== Segment start ==
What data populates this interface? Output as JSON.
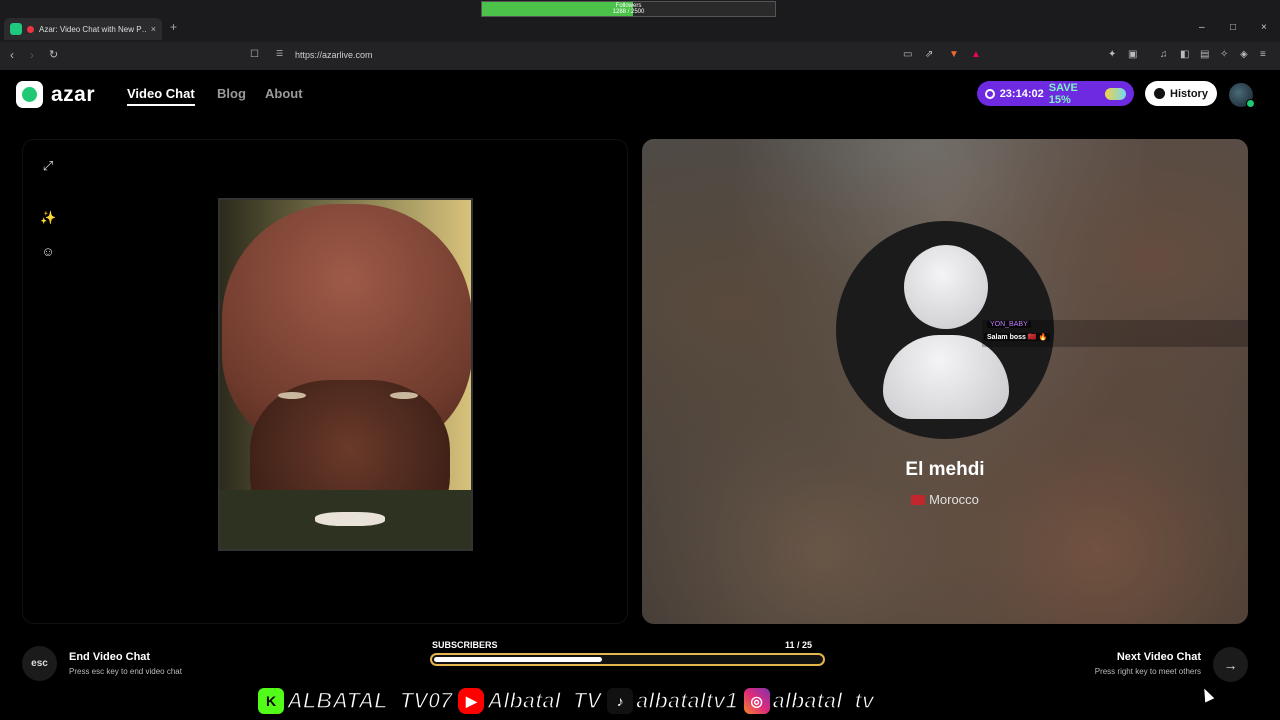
{
  "browser": {
    "tab_title": "Azar: Video Chat with New P…",
    "tab_close": "×",
    "new_tab": "+",
    "url": "https://azarlive.com",
    "window_controls": [
      "–",
      "□",
      "×"
    ]
  },
  "stream_overlay": {
    "followers_label": "Followers",
    "followers_value": "1288 / 2500",
    "followers_progress": 0.515,
    "subscribers_label": "SUBSCRIBERS",
    "subscribers_value": "11 / 25",
    "subscribers_progress": 0.44,
    "accent_color": "#e5b44a"
  },
  "site": {
    "logo_text": "azar",
    "nav": [
      "Video Chat",
      "Blog",
      "About"
    ],
    "promo_timer": "23:14:02",
    "promo_save": "SAVE 15%",
    "history_label": "History",
    "brand_color": "#1fc976",
    "promo_color": "#6d2ae0"
  },
  "left_panel": {
    "tools": [
      "expand-icon",
      "magic-wand-icon",
      "sticker-icon"
    ]
  },
  "peer": {
    "name": "El mehdi",
    "country": "Morocco"
  },
  "chat": {
    "user": "YON_BABY",
    "message": "Salam boss 🇲🇦 🔥"
  },
  "controls": {
    "esc_label": "esc",
    "end_title": "End Video Chat",
    "end_sub": "Press esc key to end video chat",
    "next_title": "Next Video Chat",
    "next_sub": "Press right key to meet others",
    "next_icon": "→"
  },
  "social": [
    {
      "icon": "kick-icon",
      "glyph": "K",
      "handle": "ALBATAL_TV07"
    },
    {
      "icon": "youtube-icon",
      "glyph": "▶",
      "handle": "Albatal_TV"
    },
    {
      "icon": "tiktok-icon",
      "glyph": "♪",
      "handle": "albataltv1"
    },
    {
      "icon": "instagram-icon",
      "glyph": "◎",
      "handle": "albatal_tv"
    }
  ]
}
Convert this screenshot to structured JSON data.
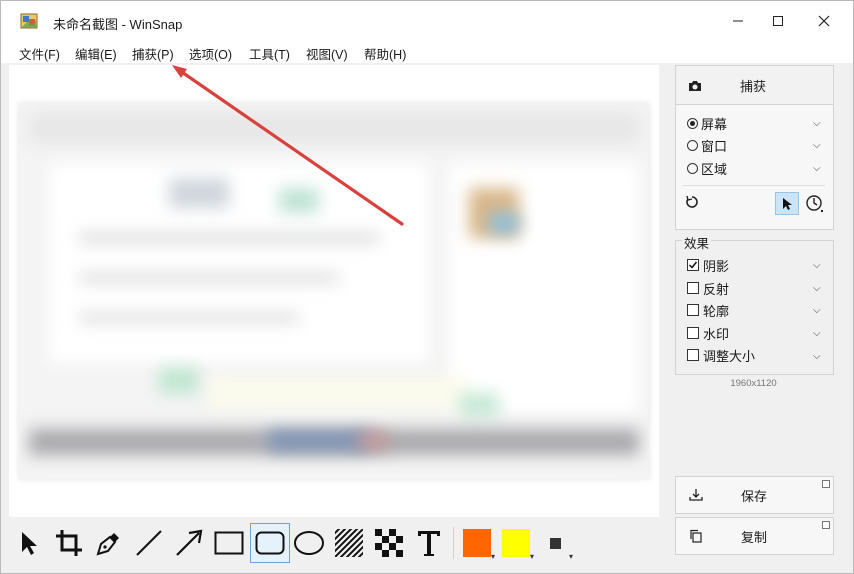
{
  "window": {
    "title": "未命名截图 - WinSnap",
    "minimize": "—",
    "maximize": "☐",
    "close": "✕"
  },
  "menu": {
    "items": [
      "文件(F)",
      "编辑(E)",
      "捕获(P)",
      "选项(O)",
      "工具(T)",
      "视图(V)",
      "帮助(H)"
    ]
  },
  "capture": {
    "button_label": "捕获",
    "modes": [
      {
        "label": "屏幕",
        "selected": true
      },
      {
        "label": "窗口",
        "selected": false
      },
      {
        "label": "区域",
        "selected": false
      }
    ]
  },
  "effects": {
    "group_label": "效果",
    "items": [
      {
        "label": "阴影",
        "checked": true
      },
      {
        "label": "反射",
        "checked": false
      },
      {
        "label": "轮廓",
        "checked": false
      },
      {
        "label": "水印",
        "checked": false
      },
      {
        "label": "调整大小",
        "checked": false
      }
    ]
  },
  "image_size": "1960x1120",
  "actions": {
    "save_label": "保存",
    "copy_label": "复制"
  },
  "toolbar": {
    "tools": [
      "pointer",
      "crop",
      "pen",
      "line",
      "arrow",
      "rectangle",
      "rounded-rectangle",
      "ellipse",
      "hatch",
      "pixelate",
      "text"
    ],
    "selected_tool": "rounded-rectangle",
    "primary_color": "#ff6600",
    "secondary_color": "#ffff00"
  },
  "annotation": {
    "arrow_color": "#d9413c"
  }
}
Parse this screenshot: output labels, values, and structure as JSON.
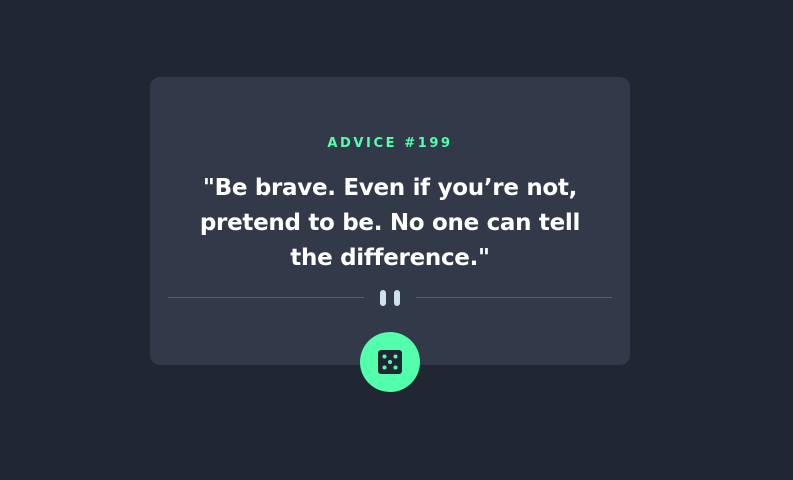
{
  "advice": {
    "number_label": "ADVICE #199",
    "quote": "\"Be brave. Even if you’re not, pretend to be. No one can tell the difference.\""
  },
  "icons": {
    "divider": "pause-icon",
    "button": "dice-icon"
  },
  "colors": {
    "background": "#202632",
    "card": "#323a49",
    "accent": "#53ffaa",
    "text": "#ffffff",
    "divider_line": "#4f5d74",
    "pause_bars": "#cee3e9"
  }
}
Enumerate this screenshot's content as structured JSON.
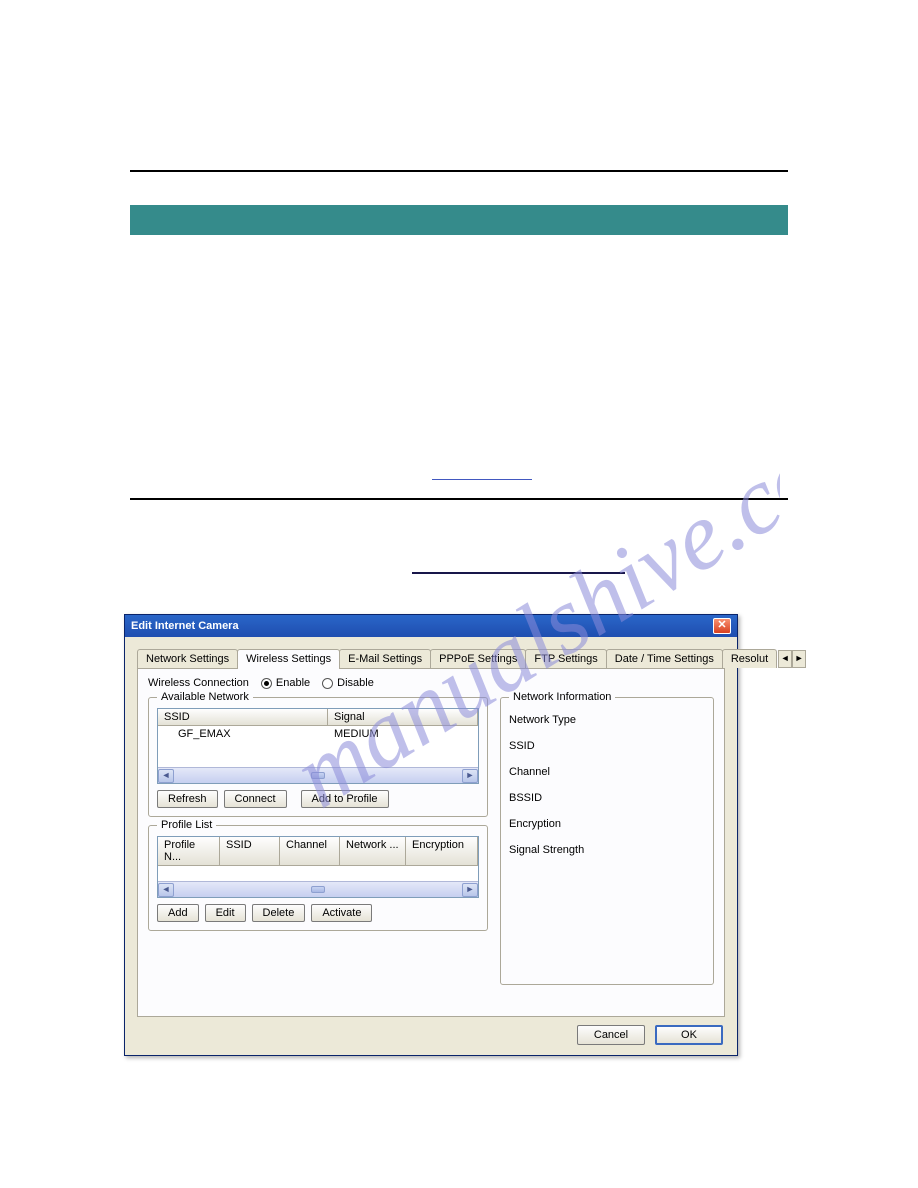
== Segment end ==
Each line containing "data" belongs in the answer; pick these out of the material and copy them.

What data populates this interface? Output as JSON.
Convert this screenshot to structured JSON data.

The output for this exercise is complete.